Dataset rows for apps and sites
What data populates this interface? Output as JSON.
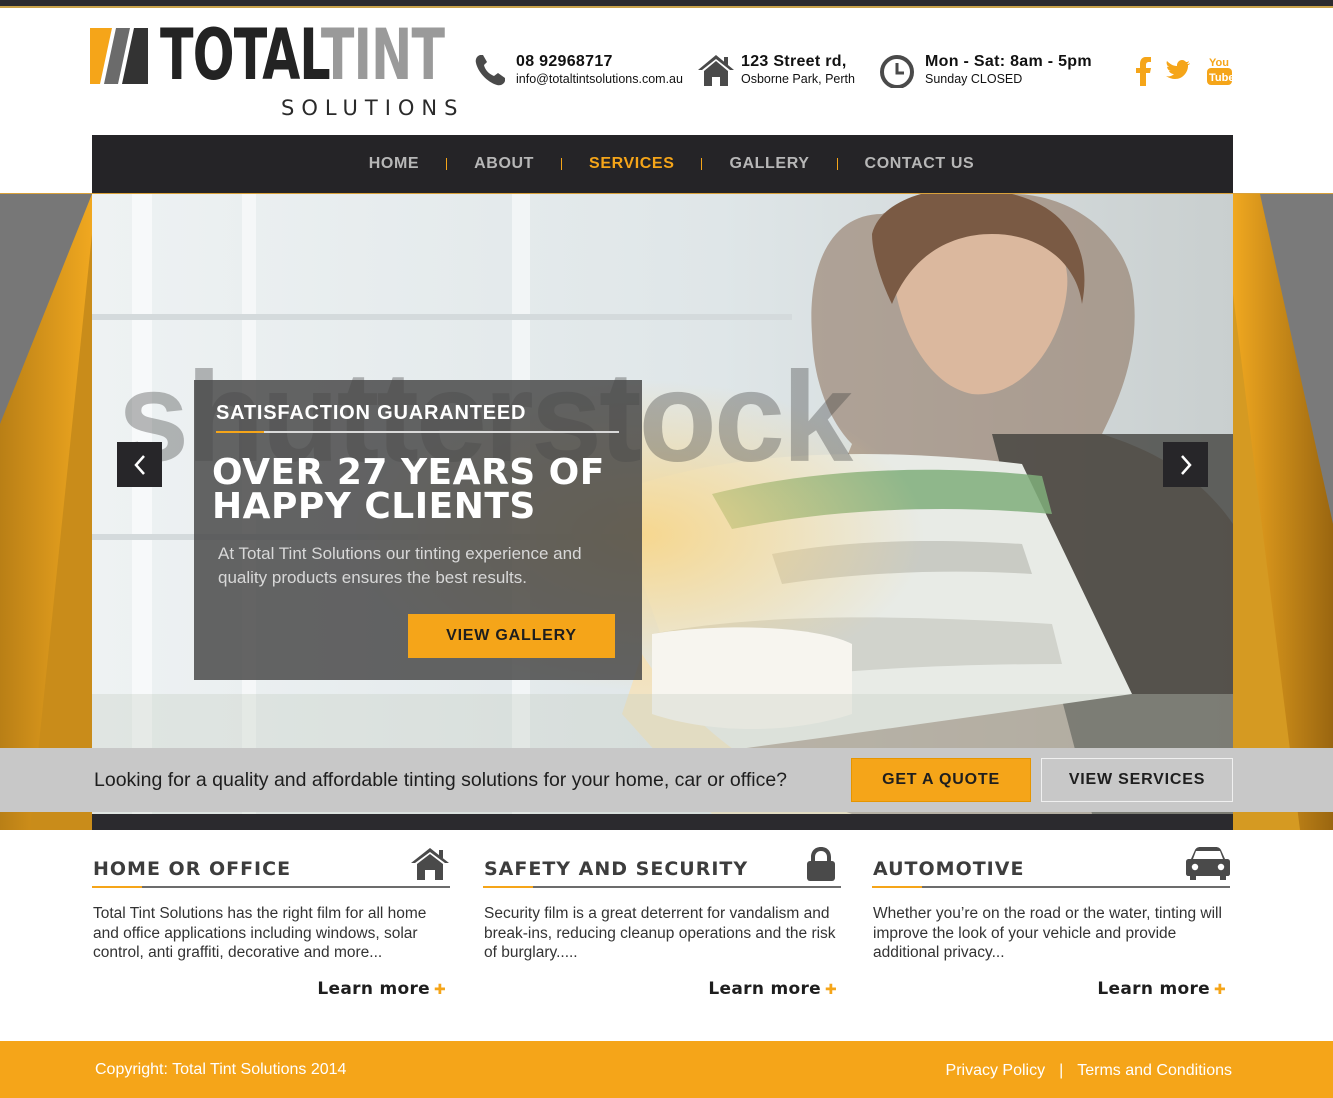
{
  "brand": {
    "name_part1": "TOTAL",
    "name_part2": "TINT",
    "subtitle": "SOLUTIONS"
  },
  "contact": {
    "phone": "08 92968717",
    "email": "info@totaltintsolutions.com.au",
    "address_line1": "123 Street rd,",
    "address_line2": "Osborne Park, Perth",
    "hours_line1": "Mon - Sat: 8am - 5pm",
    "hours_line2": "Sunday CLOSED"
  },
  "social": {
    "youtube_text_top": "You",
    "youtube_text_bottom": "Tube"
  },
  "nav": {
    "items": [
      {
        "label": "HOME",
        "active": false
      },
      {
        "label": "ABOUT",
        "active": false
      },
      {
        "label": "SERVICES",
        "active": true
      },
      {
        "label": "GALLERY",
        "active": false
      },
      {
        "label": "CONTACT US",
        "active": false
      }
    ]
  },
  "hero": {
    "watermark": "shutterstock",
    "kicker": "SATISFACTION GUARANTEED",
    "title": "OVER 27 YEARS OF HAPPY CLIENTS",
    "body": "At Total Tint Solutions our tinting experience and quality products ensures the best results.",
    "button": "VIEW GALLERY"
  },
  "cta": {
    "text": "Looking for a quality and affordable tinting solutions for your home, car or office?",
    "quote_button": "GET A QUOTE",
    "services_button": "VIEW SERVICES"
  },
  "services": [
    {
      "title": "HOME OR OFFICE",
      "icon": "home-icon",
      "body": "Total Tint Solutions has the right film for all home and office applications including windows, solar control, anti graffiti, decorative and more...",
      "more": "Learn more"
    },
    {
      "title": "SAFETY AND SECURITY",
      "icon": "lock-icon",
      "body": "Security film is a great deterrent for vandalism and break-ins, reducing cleanup operations and the risk of burglary.....",
      "more": "Learn more"
    },
    {
      "title": "AUTOMOTIVE",
      "icon": "car-icon",
      "body": "Whether you’re on the road or the water, tinting will improve the look of your vehicle and provide additional privacy...",
      "more": "Learn more"
    }
  ],
  "footer": {
    "copyright": "Copyright: Total Tint Solutions 2014",
    "privacy": "Privacy Policy",
    "separator": "|",
    "terms": "Terms and Conditions"
  },
  "colors": {
    "accent": "#f5a519",
    "dark": "#252427",
    "cta_bar": "#c8c8c8"
  }
}
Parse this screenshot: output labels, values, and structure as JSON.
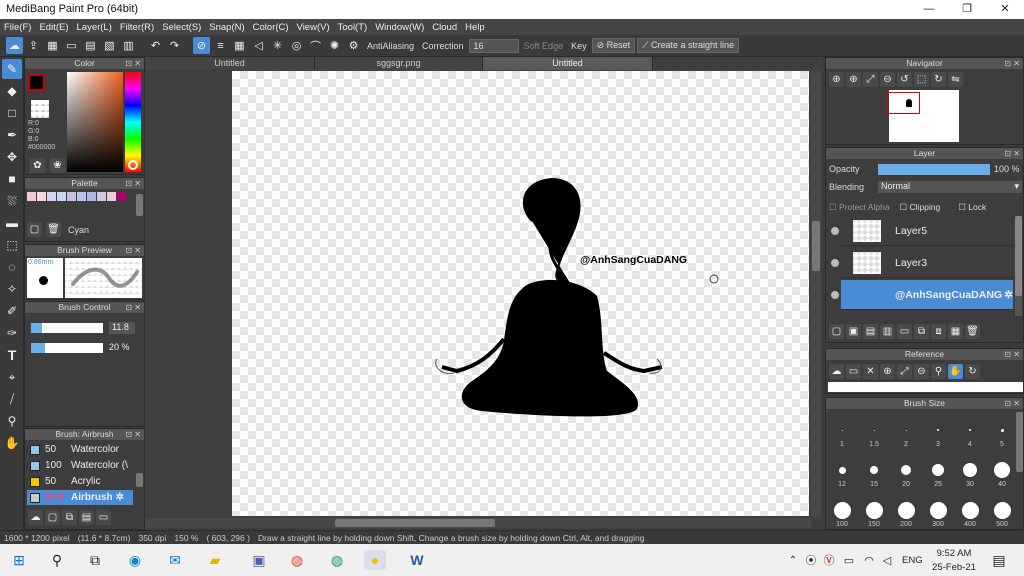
{
  "window": {
    "title": "MediBang Paint Pro (64bit)",
    "minimize": "—",
    "maximize": "❐",
    "close": "✕"
  },
  "menu": [
    "File(F)",
    "Edit(E)",
    "Layer(L)",
    "Filter(R)",
    "Select(S)",
    "Snap(N)",
    "Color(C)",
    "View(V)",
    "Tool(T)",
    "Window(W)",
    "Cloud",
    "Help"
  ],
  "toolbar": {
    "antialias": "AntiAliasing",
    "correction_label": "Correction",
    "correction_value": "16",
    "soft_edge": "Soft Edge",
    "key": "Key",
    "reset": "Reset",
    "straight_line": "Create a straight line"
  },
  "tabs": [
    "Untitled",
    "sggsgr.png",
    "Untitled"
  ],
  "color_panel": {
    "title": "Color",
    "r": "R:0",
    "g": "G:0",
    "b": "B:0",
    "hex": "#000000"
  },
  "palette_panel": {
    "title": "Palette",
    "color_name": "Cyan",
    "swatches": [
      "#f4c4d8",
      "#f7d6e4",
      "#d9d4ee",
      "#c8d8f0",
      "#c6c0e0",
      "#b8c4e8",
      "#a8b8e0",
      "#d0c8e0",
      "#f0c8d8",
      "#b0006a"
    ]
  },
  "brush_preview": {
    "title": "Brush Preview",
    "size_label": "0.86mm"
  },
  "brush_control": {
    "title": "Brush Control",
    "size_value": "11.8",
    "opacity_value": "20 %",
    "size_fill": 0.15,
    "opacity_fill": 0.2
  },
  "brush_panel": {
    "title": "Brush: Airbrush",
    "items": [
      {
        "size": "50",
        "name": "Watercolor",
        "color": "#8fc8ee"
      },
      {
        "size": "100",
        "name": "Watercolor (\\",
        "color": "#8fc8ee"
      },
      {
        "size": "50",
        "name": "Acrylic",
        "color": "#f0c800"
      },
      {
        "size": "11.8",
        "name": "Airbrush",
        "color": "#cccccc",
        "selected": true
      }
    ]
  },
  "navigator": {
    "title": "Navigator"
  },
  "layer_panel": {
    "title": "Layer",
    "opacity_label": "Opacity",
    "opacity_value": "100 %",
    "opacity_fill": 1.0,
    "blending_label": "Blending",
    "blending_value": "Normal",
    "protect_alpha": "Protect Alpha",
    "clipping": "Clipping",
    "lock": "Lock",
    "layers": [
      {
        "name": "Layer5",
        "selected": false
      },
      {
        "name": "Layer3",
        "selected": false
      },
      {
        "name": "@AnhSangCuaDANG",
        "selected": true
      }
    ]
  },
  "reference_panel": {
    "title": "Reference"
  },
  "brush_size_panel": {
    "title": "Brush Size",
    "row1": [
      "1",
      "1.5",
      "2",
      "3",
      "4",
      "5"
    ],
    "row2": [
      "12",
      "15",
      "20",
      "25",
      "30",
      "40"
    ],
    "row3": [
      "100",
      "150",
      "200",
      "300",
      "400",
      "500"
    ]
  },
  "canvas": {
    "watermark": "@AnhSangCuaDANG"
  },
  "status": {
    "pixels": "1600 * 1200 pixel",
    "size": "(11.6 * 8.7cm)",
    "dpi": "350 dpi",
    "zoom": "150 %",
    "coords": "( 603, 296 )",
    "hint": "Draw a straight line by holding down Shift, Change a brush size by holding down Ctrl, Alt, and dragging"
  },
  "taskbar": {
    "lang": "ENG",
    "time": "9:52 AM",
    "date": "25-Feb-21"
  }
}
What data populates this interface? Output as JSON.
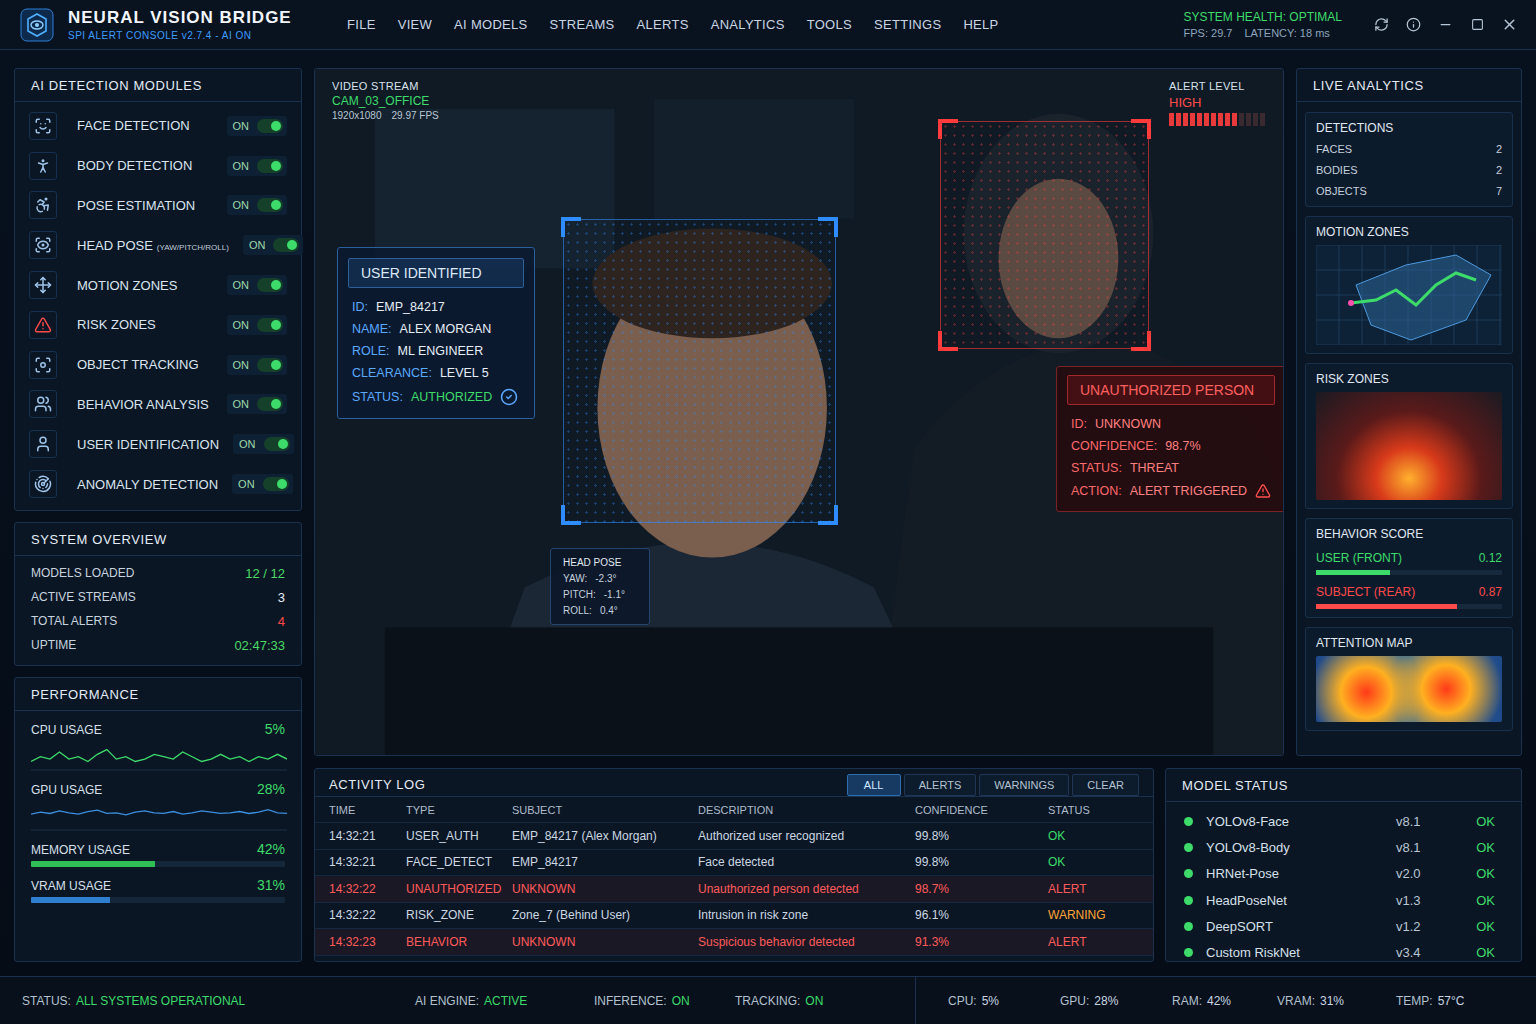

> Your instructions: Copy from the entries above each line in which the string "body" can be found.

> Solution below:
    "body": "At Total Tint Solutions our tinting experience and quality products ensures the best results.",
      "body": "Total Tint Solutions has the right film for all home and office applications including windows, solar control, anti graffiti, decorative and more...",
      "body": "Security film is a great deterrent for vandalism and break-ins, reducing cleanup operations and the risk of burglary.....",
      "body": "Whether you’re on the road or the water, tinting will improve the look of your vehicle and provide additional privacy...",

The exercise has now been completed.